I’m a storyteller; that’s what exploration really is all about. Going to places where others haven’t been and returning to tell a story they haven’t heard before.
As an up and coming explorer with Blue Marble Exploration, I am honored to be invited into such a prestigious group of astronauts, entrepreneurs, divers and well… explorers. My story is a bit different from other new explorers. I’ve been working for the intelligence community since the age of 19. Due to my test scores, I was recruited by the Army into a program that no longer exists. I was trained as a Counterintelligence Special Agent in the art of tradecraft, source operations, and interrogation. For those of you who are not familiar with the term counterintelligence, it simply means that I keep our nation’s enemies from stealing our secrets.

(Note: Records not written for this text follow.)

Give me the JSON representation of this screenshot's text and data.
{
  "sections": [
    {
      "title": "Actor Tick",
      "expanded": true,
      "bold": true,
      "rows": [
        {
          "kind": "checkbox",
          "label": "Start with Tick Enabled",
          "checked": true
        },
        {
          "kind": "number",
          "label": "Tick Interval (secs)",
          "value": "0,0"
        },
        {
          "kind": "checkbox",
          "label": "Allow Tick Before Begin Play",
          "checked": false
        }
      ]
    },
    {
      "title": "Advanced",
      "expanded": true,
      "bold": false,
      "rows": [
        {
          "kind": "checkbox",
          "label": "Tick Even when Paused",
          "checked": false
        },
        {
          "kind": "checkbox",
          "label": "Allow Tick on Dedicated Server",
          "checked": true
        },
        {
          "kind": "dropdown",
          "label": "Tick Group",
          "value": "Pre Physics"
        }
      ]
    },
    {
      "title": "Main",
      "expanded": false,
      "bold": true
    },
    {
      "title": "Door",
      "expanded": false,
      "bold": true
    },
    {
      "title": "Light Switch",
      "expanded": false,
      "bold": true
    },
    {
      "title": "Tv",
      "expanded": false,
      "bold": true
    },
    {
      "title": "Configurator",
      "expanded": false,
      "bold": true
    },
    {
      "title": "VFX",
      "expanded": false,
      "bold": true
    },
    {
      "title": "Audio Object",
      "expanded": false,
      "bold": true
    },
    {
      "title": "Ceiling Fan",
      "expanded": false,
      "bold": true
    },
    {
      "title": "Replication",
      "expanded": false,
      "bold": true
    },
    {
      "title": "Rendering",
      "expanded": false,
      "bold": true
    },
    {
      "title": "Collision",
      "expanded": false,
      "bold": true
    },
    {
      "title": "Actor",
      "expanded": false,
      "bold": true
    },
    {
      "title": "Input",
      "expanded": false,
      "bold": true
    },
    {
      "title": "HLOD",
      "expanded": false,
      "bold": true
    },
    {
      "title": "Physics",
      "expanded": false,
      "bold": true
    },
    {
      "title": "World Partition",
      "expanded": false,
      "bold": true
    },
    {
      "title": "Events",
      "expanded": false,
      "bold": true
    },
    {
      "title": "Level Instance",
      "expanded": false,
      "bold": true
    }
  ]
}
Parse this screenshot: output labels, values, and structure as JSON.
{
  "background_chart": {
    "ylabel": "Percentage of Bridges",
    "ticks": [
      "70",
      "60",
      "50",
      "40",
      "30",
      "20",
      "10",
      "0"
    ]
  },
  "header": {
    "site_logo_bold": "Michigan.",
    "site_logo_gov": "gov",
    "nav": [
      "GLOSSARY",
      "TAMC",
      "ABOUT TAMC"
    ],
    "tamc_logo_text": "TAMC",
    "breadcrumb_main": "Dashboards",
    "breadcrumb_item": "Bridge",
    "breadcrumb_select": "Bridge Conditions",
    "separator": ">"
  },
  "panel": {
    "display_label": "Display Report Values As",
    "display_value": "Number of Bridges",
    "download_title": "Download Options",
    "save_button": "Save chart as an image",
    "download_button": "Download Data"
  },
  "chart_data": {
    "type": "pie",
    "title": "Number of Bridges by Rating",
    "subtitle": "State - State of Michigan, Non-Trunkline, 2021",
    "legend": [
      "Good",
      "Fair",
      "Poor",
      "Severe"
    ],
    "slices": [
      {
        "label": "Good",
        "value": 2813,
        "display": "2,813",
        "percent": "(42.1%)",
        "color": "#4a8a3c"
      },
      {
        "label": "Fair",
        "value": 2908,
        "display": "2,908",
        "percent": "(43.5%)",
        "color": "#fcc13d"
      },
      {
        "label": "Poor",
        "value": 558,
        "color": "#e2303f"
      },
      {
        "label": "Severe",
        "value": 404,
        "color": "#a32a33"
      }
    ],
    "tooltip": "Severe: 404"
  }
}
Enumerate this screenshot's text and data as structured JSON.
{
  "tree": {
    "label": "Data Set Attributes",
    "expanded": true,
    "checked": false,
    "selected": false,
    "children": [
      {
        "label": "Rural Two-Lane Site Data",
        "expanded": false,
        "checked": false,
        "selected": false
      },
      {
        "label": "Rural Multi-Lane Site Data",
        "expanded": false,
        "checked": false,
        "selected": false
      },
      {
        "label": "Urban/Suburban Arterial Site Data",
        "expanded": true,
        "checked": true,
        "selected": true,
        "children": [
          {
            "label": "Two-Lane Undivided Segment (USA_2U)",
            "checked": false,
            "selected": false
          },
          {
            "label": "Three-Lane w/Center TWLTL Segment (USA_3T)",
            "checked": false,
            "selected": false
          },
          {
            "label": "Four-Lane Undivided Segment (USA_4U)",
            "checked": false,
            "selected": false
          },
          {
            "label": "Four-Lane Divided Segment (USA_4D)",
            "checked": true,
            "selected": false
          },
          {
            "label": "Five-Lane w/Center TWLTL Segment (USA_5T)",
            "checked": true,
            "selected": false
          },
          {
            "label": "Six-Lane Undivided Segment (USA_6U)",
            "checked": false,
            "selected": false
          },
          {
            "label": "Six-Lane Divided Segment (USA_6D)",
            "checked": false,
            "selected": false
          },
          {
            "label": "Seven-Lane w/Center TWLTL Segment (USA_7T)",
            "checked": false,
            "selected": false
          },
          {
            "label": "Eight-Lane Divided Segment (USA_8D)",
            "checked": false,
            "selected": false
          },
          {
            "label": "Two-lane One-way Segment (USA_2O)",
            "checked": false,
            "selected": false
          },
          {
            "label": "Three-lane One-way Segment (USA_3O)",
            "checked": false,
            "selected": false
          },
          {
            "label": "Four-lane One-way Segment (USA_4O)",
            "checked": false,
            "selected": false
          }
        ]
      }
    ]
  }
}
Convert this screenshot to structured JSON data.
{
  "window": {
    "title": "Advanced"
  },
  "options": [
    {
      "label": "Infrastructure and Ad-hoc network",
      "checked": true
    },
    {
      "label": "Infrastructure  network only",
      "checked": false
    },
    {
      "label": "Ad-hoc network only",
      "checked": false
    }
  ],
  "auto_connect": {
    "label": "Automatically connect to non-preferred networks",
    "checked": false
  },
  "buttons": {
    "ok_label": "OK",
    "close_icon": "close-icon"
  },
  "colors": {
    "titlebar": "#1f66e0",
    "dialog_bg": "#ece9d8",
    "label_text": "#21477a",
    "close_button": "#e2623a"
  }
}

After the Army, I pursued my intelligence career in private industry, and now I work for the Department of Defense as a Counterintelligence Special Agent. During my travels, I’ve been fortunate to meet many beautiful minds to include fellow explorers. I’ve always admired these men and women above all others. My experiences of global travel, extreme environments, and war zones gave me the qualifications to prosper within my field, but never in the name of science or exploration.
This is not the first time the intelligence and exploration communities have crossed paths. In 1985, Bob Ballard set out to lead an expedition with the hopes of discovering the Titanic. Ballard, a former Naval Officer himself, was able to fund the expedition through U.S. Naval Intelligence in secret. The Navy was not interested in financing the search for the Titanic. However, the Navy was desperately interested in discovering the location of two of their sunken nuclear-powered attack submarines from the 1960s. Stories like Ballard’s inspired me and gave me hope for being accepted into the exploration community.
When I began working with Blue Marble Exploration and The Explorers Club, I was amazed but very cautious. For every similarity between these two worlds, there were several differences. Who pays for this stuff? I’ve been accustomed to Uncle Sam picking up the tab, and had no idea where the funding for these expeditions came from. I recognized very quickly there was no right answer for this question. Corporate sponsors, wealthy donors, crowdfunding, grants, and yes, in some cases the intelligence community has funded many of the amazing expeditions that have awed and educated us over the years.
In order to be accepted into the exploration community, I needed to embrace social networking. This has been the hardest change for me. Having active Twitter and Instagram accounts is considered a general faux pas within the intelligence community, especially for those in non-overt positions. Having a significant cyber footprint on the internet opens oneself up to possible cyber-attacks and visibility from the enemy. However, it also brings public interest to important causes, helps with crowdfunding opportunities, sponsorship for expeditions, and is a medium for educating the public.
Finally, I now have the ability to pursue expeditions with my particular interests. Having the freedom to decide where I want to travel and write on topics I’m personally interested in is a new concept for me. Being a certified scuba diver, I’ve always enjoyed exploring the world’s oceans. In 2016, I’ll be joining Blue Marble Exploration to be part of the first manned submersible expedition to the bottom of Dean’s Blue Hole located in Long Island, Bahamas. The goal will be to pilot a small sub 663 feet to the bottom and broadcast the event live!
I live for these adventures and take this stewardship seriously. I now understand the bond between exploration and storytelling, and more importantly doing it in ways that impacts the human experience and deepens our connection to this planet. These stories are not only meant to entertain but to educate and remind us that the age of exploration is just beginning, not ending.
Blue Marble Exploration
Atlanta, GA, USA